If the integrity cannot be maintained after serial sectioning, arrange the remaining specimen in such a way to keep the order of sections. Use a paper towel to mark the orientation or order as a clue or reminder at the time of further exam.
Sections must be no greater than 0.5 cm thickness/section on large specimens (mastectomies, liver, and lung). This will show more cut surfaces for thorough inspection. You may have to further dissect the 0.5 cm section if searching for small biopsy sites or very small nodules. If you have not visually identified pathology, palpate the 0.5 cm sections for clues. When searching for small biopsy sites/pathology, use the information in Careweb to assist in the location.
When serially sectioning a specimen, section to within 0.3 cm of the cutting surface. This will leave a thin segment to help retain the integrity of the specimen. As you choose to take histology sections, use other areas to demonstrate pathology if possible. You do not have to separate the entire section from the remaining specimen.
Use the forceps or your fingers to keep the tissue stable when you cut thin sections. Grasp the tissue with the tips of the forceps but do not squeeze the tissue. Try to keep a distance between the blade and your fingers of the non-cutting hand to avoid stabbing or slicing that hand/finger.
Use sharp blades at all times. Cutting/stabbing injuries happen most when trying to section with a dull blade. Change your blades frequently to keep a sharp edge.

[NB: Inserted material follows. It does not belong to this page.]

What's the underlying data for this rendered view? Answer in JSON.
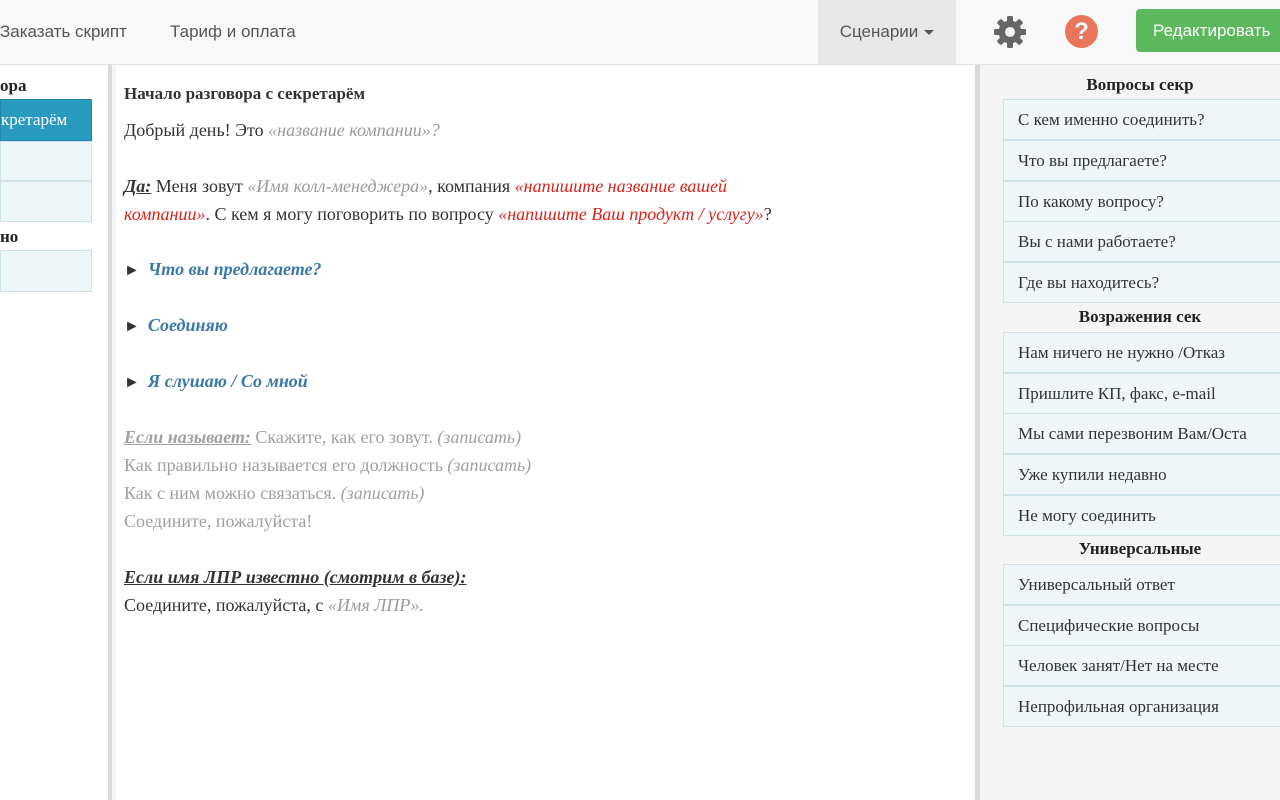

When using the scissors keep the tissue near the tips and do not clog them with too much tissue. Try to avoid using scissors for the histology sections, as this may show crush artifact.
Scissors may be used to trim the tissue. This should only be done after the tissue is placed in the cassette and the excess thickness can be cut with scissors to fit the lid on the cassette.
With loose/mobile tissue (lung, breast) start the section with a fast, light slicing motion and once the sharp blade begins cutting through the layers then slow the slicing motion and apply more pressure on the handle toward the cutting surface.
Avoid pressing the blade handle to the cutting surface until the blade has begun to cut into the tissue to minimize crushing the tissue and bending the blade handle.
If the tissue needs to be laid flat on the cutting surface, put your non-cutting hand on top of the tissue with your palm flat. Apply a slight pressure to stabilize the tissue and section it horizontally.
If the specimen has been inked, dry the inked surface(s) as much as possible before sectioning.
Take sections for histology that will show transition of normal to tumor, tumor to an anatomic marker and/or representative tissue to an inked margin.